Directions:
Work through the data below and copy out every line where "USDT" is found.
# # #
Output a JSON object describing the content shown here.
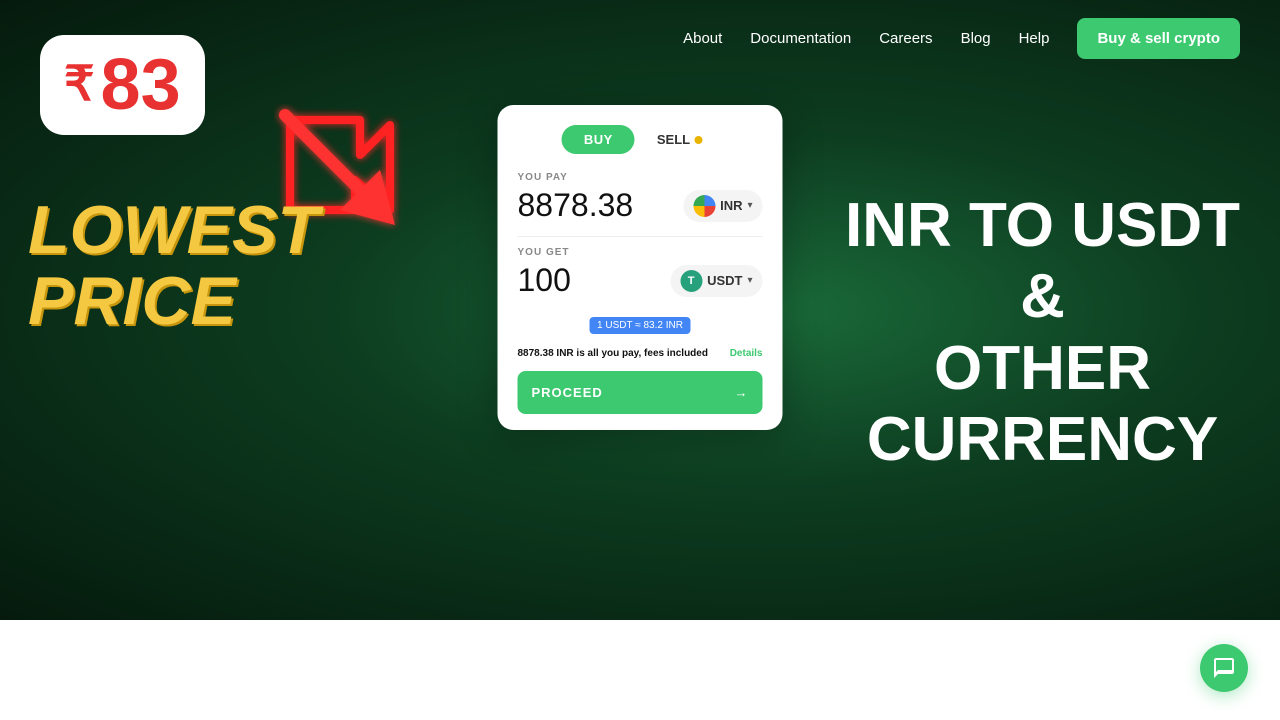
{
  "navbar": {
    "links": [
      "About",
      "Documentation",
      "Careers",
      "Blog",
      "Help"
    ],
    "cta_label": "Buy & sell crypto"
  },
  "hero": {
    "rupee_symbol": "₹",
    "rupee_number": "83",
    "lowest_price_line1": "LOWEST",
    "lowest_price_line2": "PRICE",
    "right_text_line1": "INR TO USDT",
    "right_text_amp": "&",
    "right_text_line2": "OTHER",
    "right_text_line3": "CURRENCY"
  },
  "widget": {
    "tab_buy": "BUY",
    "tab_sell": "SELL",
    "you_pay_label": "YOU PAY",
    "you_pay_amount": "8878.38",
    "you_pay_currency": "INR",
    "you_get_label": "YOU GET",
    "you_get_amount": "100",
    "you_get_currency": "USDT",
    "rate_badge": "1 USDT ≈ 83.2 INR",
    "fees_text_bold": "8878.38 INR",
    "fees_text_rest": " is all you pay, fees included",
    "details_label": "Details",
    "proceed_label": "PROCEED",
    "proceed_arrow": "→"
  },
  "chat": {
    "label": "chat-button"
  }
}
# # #
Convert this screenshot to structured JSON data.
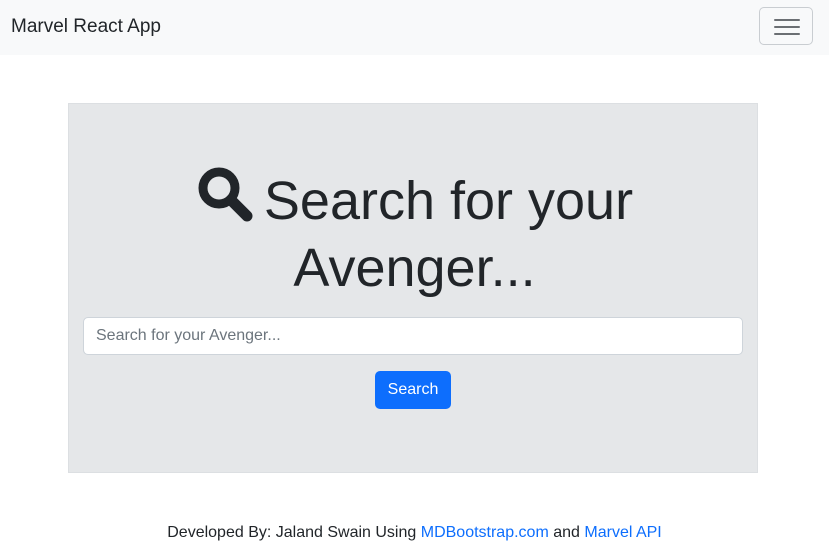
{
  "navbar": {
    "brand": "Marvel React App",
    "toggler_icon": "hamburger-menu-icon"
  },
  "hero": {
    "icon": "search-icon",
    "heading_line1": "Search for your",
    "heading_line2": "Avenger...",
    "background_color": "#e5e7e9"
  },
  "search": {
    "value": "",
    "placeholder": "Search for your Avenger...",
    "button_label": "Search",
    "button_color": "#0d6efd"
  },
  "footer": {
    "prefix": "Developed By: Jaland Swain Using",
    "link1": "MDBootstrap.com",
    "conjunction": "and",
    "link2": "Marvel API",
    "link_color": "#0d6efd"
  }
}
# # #
Exercise result:
    "right_text_line1": "INR TO USDT",
    "you_get_currency": "USDT",
    "rate_badge": "1 USDT ≈ 83.2 INR",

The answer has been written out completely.